> **What is expected**:
What you return should match the material below line for line, except that no image appears in it.
== Records to use
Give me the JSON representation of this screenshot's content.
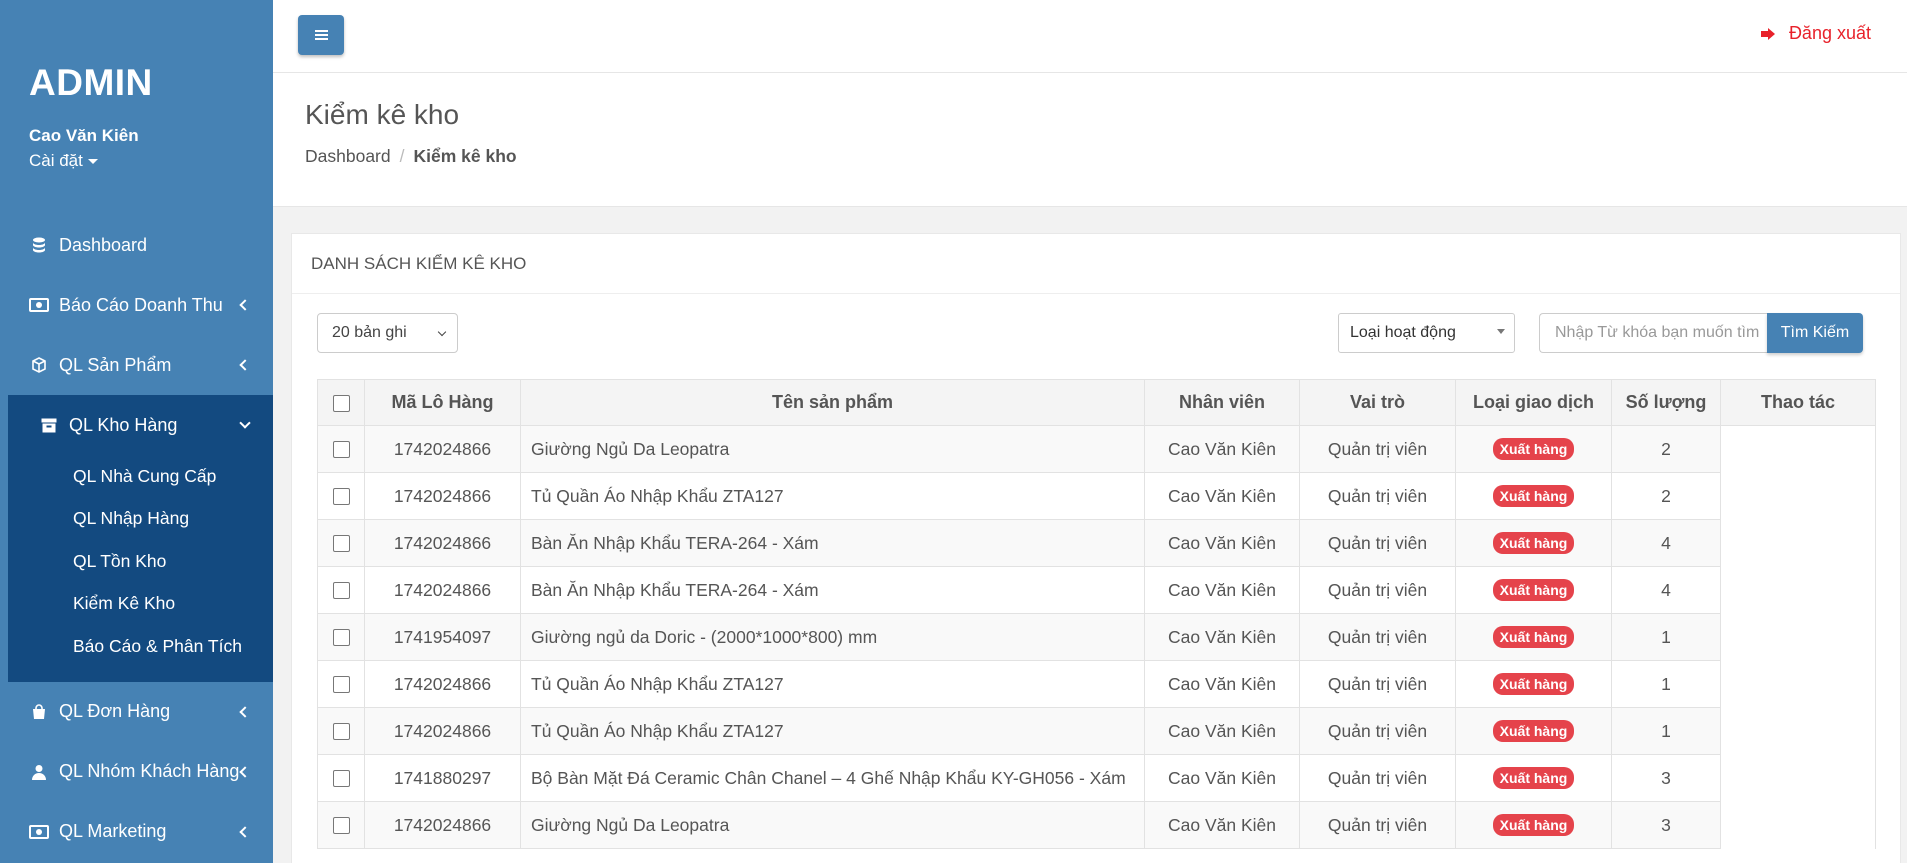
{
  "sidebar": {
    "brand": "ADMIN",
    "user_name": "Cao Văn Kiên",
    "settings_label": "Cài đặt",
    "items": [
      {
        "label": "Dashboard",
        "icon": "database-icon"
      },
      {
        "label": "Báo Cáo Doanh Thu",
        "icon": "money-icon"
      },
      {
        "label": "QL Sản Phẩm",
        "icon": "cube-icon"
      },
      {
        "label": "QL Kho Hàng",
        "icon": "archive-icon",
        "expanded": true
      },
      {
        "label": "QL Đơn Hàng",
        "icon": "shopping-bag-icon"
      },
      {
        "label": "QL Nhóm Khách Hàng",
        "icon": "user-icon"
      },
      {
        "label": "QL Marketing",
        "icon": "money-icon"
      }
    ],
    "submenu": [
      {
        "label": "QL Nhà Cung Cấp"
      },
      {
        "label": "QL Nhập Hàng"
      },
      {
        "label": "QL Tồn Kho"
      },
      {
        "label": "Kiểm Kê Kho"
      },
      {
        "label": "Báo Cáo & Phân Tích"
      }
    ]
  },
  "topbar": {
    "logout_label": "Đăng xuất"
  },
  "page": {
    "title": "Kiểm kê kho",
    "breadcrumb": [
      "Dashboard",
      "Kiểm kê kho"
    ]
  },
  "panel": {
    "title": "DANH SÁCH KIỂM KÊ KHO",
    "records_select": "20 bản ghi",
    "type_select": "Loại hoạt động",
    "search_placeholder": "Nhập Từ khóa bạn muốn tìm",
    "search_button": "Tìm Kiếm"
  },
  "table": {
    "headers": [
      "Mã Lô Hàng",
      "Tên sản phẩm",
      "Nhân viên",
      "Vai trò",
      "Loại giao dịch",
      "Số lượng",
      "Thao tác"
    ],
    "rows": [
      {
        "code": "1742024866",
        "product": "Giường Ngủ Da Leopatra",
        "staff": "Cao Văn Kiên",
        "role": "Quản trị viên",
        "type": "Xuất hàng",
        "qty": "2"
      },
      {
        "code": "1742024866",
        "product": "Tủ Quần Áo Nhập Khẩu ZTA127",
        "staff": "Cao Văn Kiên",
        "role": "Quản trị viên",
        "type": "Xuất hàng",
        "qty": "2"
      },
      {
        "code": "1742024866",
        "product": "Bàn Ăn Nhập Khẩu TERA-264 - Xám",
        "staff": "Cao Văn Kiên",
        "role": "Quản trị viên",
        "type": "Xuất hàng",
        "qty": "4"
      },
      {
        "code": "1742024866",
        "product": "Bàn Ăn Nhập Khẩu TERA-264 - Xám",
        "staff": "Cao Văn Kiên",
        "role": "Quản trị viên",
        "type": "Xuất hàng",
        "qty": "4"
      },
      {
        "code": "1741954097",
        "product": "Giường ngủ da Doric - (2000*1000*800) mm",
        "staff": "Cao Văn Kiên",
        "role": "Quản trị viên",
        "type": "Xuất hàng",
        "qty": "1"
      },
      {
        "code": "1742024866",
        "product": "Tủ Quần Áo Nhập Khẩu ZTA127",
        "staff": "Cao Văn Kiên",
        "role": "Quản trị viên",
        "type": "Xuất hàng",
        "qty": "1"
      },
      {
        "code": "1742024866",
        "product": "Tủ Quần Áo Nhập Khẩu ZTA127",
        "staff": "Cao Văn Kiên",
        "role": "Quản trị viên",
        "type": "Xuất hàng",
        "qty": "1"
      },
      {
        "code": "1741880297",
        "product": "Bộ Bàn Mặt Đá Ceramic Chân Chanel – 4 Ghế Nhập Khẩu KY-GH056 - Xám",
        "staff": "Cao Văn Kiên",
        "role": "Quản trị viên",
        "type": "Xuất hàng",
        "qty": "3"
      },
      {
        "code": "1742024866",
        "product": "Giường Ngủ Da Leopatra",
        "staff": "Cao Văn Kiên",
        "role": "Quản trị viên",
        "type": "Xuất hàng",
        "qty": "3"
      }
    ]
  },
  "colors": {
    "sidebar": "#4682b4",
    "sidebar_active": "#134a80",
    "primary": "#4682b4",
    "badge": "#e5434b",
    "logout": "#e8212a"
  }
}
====
> **Response to this exercise**:
Give me the JSON representation of this screenshot's content.
{
  "sidebar": {
    "brand": "ADMIN",
    "user_name": "Cao Văn Kiên",
    "settings_label": "Cài đặt",
    "items": [
      {
        "label": "Dashboard",
        "icon": "database-icon"
      },
      {
        "label": "Báo Cáo Doanh Thu",
        "icon": "money-icon"
      },
      {
        "label": "QL Sản Phẩm",
        "icon": "cube-icon"
      },
      {
        "label": "QL Kho Hàng",
        "icon": "archive-icon",
        "expanded": true
      },
      {
        "label": "QL Đơn Hàng",
        "icon": "shopping-bag-icon"
      },
      {
        "label": "QL Nhóm Khách Hàng",
        "icon": "user-icon"
      },
      {
        "label": "QL Marketing",
        "icon": "money-icon"
      }
    ],
    "submenu": [
      {
        "label": "QL Nhà Cung Cấp"
      },
      {
        "label": "QL Nhập Hàng"
      },
      {
        "label": "QL Tồn Kho"
      },
      {
        "label": "Kiểm Kê Kho"
      },
      {
        "label": "Báo Cáo & Phân Tích"
      }
    ]
  },
  "topbar": {
    "logout_label": "Đăng xuất"
  },
  "page": {
    "title": "Kiểm kê kho",
    "breadcrumb": [
      "Dashboard",
      "Kiểm kê kho"
    ]
  },
  "panel": {
    "title": "DANH SÁCH KIỂM KÊ KHO",
    "records_select": "20 bản ghi",
    "type_select": "Loại hoạt động",
    "search_placeholder": "Nhập Từ khóa bạn muốn tìm",
    "search_button": "Tìm Kiếm"
  },
  "table": {
    "headers": [
      "Mã Lô Hàng",
      "Tên sản phẩm",
      "Nhân viên",
      "Vai trò",
      "Loại giao dịch",
      "Số lượng",
      "Thao tác"
    ],
    "rows": [
      {
        "code": "1742024866",
        "product": "Giường Ngủ Da Leopatra",
        "staff": "Cao Văn Kiên",
        "role": "Quản trị viên",
        "type": "Xuất hàng",
        "qty": "2"
      },
      {
        "code": "1742024866",
        "product": "Tủ Quần Áo Nhập Khẩu ZTA127",
        "staff": "Cao Văn Kiên",
        "role": "Quản trị viên",
        "type": "Xuất hàng",
        "qty": "2"
      },
      {
        "code": "1742024866",
        "product": "Bàn Ăn Nhập Khẩu TERA-264 - Xám",
        "staff": "Cao Văn Kiên",
        "role": "Quản trị viên",
        "type": "Xuất hàng",
        "qty": "4"
      },
      {
        "code": "1742024866",
        "product": "Bàn Ăn Nhập Khẩu TERA-264 - Xám",
        "staff": "Cao Văn Kiên",
        "role": "Quản trị viên",
        "type": "Xuất hàng",
        "qty": "4"
      },
      {
        "code": "1741954097",
        "product": "Giường ngủ da Doric - (2000*1000*800) mm",
        "staff": "Cao Văn Kiên",
        "role": "Quản trị viên",
        "type": "Xuất hàng",
        "qty": "1"
      },
      {
        "code": "1742024866",
        "product": "Tủ Quần Áo Nhập Khẩu ZTA127",
        "staff": "Cao Văn Kiên",
        "role": "Quản trị viên",
        "type": "Xuất hàng",
        "qty": "1"
      },
      {
        "code": "1742024866",
        "product": "Tủ Quần Áo Nhập Khẩu ZTA127",
        "staff": "Cao Văn Kiên",
        "role": "Quản trị viên",
        "type": "Xuất hàng",
        "qty": "1"
      },
      {
        "code": "1741880297",
        "product": "Bộ Bàn Mặt Đá Ceramic Chân Chanel – 4 Ghế Nhập Khẩu KY-GH056 - Xám",
        "staff": "Cao Văn Kiên",
        "role": "Quản trị viên",
        "type": "Xuất hàng",
        "qty": "3"
      },
      {
        "code": "1742024866",
        "product": "Giường Ngủ Da Leopatra",
        "staff": "Cao Văn Kiên",
        "role": "Quản trị viên",
        "type": "Xuất hàng",
        "qty": "3"
      }
    ]
  },
  "colors": {
    "sidebar": "#4682b4",
    "sidebar_active": "#134a80",
    "primary": "#4682b4",
    "badge": "#e5434b",
    "logout": "#e8212a"
  }
}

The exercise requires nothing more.